“Hercules” is not the only myth that Disney should consider adapting. Known as “Quetzalcóatl“to the Aztecs and” Kukulcán “to the Mayans, this feathered serpent god was originally associated with vegetation, but grew in popularity and influence until he was considered the morning and evening star, death and resurrection, priests, calendars, books, craftsmen and goldsmiths.
Quetzalcóatl was one of the most important gods in Aztec mythology because he had a direct hand in the creation of the present universe of mankind. After the death of the former reality, the feathered serpent fell into “Mictlan”, the Aztec underworld, regained the remnants of the previous universe and sprinkled them with his blood to create life anew.
In other myths it is said that he has refused human victims, a custom that the Aztecs are quite notorious for in favor of snakes, birds and butterflies in their place. He is also said to have ruled over the lands until night god “Tezcatlipocaused black magic to banish him to the east until Quetzalcóatl could finally have his prophesied return and finally liberate his people.

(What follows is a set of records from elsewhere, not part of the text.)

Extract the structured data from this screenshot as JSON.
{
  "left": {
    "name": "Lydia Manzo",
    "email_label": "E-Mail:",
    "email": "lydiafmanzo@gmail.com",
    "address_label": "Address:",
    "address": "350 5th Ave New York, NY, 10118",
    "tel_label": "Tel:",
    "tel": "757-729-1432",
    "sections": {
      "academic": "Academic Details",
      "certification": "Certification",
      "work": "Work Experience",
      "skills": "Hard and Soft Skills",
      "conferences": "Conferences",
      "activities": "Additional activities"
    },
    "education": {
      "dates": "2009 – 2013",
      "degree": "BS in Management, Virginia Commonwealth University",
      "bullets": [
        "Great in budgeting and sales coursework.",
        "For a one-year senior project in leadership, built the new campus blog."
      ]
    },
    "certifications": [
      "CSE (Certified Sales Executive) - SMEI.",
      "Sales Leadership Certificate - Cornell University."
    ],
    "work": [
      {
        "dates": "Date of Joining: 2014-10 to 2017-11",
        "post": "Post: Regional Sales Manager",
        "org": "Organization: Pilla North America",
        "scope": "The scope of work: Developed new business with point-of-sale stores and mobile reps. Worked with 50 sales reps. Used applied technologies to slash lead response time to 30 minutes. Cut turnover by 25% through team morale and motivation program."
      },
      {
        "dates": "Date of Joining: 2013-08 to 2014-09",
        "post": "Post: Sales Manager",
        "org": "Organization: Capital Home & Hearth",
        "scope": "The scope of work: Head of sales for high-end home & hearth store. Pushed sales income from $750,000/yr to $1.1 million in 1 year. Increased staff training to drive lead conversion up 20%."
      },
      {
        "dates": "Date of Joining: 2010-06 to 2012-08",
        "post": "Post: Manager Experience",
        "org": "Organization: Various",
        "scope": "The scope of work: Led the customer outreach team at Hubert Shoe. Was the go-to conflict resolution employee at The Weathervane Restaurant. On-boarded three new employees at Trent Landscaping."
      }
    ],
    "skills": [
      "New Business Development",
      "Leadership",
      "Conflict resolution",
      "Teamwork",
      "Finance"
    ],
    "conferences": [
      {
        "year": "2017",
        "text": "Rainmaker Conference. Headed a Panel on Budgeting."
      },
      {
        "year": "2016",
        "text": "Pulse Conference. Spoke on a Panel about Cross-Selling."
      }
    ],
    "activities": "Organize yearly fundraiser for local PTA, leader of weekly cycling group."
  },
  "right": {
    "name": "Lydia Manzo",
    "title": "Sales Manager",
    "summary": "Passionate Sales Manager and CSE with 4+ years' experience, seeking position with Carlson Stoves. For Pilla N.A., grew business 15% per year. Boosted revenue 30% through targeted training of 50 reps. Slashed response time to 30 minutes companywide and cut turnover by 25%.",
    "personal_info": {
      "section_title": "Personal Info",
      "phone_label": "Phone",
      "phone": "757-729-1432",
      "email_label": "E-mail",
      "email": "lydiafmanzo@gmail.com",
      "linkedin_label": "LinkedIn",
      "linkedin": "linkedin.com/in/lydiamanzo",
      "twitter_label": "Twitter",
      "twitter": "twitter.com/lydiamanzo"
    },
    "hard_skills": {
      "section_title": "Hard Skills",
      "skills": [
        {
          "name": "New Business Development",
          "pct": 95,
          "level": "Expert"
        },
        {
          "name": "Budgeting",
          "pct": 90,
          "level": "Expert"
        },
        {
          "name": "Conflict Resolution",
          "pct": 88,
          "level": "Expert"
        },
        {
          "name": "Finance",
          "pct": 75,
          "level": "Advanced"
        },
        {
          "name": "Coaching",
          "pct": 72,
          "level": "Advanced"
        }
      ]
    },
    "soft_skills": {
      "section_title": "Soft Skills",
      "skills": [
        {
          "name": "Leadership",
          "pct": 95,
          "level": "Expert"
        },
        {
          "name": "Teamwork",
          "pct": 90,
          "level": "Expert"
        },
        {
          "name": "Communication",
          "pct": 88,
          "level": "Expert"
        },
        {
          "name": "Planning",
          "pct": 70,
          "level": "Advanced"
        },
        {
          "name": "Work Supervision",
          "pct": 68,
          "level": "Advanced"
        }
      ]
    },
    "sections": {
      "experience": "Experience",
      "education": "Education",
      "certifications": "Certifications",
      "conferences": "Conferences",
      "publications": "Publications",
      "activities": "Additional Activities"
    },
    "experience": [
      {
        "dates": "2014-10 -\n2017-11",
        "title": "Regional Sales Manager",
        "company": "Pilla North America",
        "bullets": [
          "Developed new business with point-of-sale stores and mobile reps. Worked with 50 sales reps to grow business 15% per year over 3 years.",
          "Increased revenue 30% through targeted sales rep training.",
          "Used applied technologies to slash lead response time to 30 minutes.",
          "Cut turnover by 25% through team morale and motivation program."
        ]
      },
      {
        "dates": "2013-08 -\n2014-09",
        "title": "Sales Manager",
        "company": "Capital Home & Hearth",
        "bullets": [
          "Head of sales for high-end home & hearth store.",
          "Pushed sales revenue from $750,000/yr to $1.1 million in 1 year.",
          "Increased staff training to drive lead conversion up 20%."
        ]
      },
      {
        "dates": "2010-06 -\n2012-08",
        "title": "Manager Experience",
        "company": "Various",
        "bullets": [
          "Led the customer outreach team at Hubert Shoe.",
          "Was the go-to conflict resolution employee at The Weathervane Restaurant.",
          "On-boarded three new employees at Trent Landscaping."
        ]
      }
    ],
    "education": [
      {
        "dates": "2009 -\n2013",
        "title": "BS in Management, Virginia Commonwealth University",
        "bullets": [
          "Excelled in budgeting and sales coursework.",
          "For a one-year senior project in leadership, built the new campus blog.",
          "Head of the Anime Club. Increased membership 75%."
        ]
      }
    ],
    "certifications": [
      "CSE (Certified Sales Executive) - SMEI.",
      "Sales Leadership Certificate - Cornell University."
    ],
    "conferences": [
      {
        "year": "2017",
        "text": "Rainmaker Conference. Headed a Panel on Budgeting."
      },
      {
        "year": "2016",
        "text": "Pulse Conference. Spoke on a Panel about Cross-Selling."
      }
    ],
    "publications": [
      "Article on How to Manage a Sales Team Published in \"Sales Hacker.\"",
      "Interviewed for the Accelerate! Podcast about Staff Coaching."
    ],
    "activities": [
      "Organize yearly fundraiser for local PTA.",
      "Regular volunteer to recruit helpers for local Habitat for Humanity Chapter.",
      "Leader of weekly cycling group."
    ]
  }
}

“While there is no myth or story that seems to work best for an adaptation, this has not stopped them before, especially in Larry Cohen’s low-budget horror flick.”Question: The winged snake. “Going beyond the genre and making things more kid-friendly, however, Disney could find inspiration in the rich cultural history and artistic art of the Aztecs and Mayans.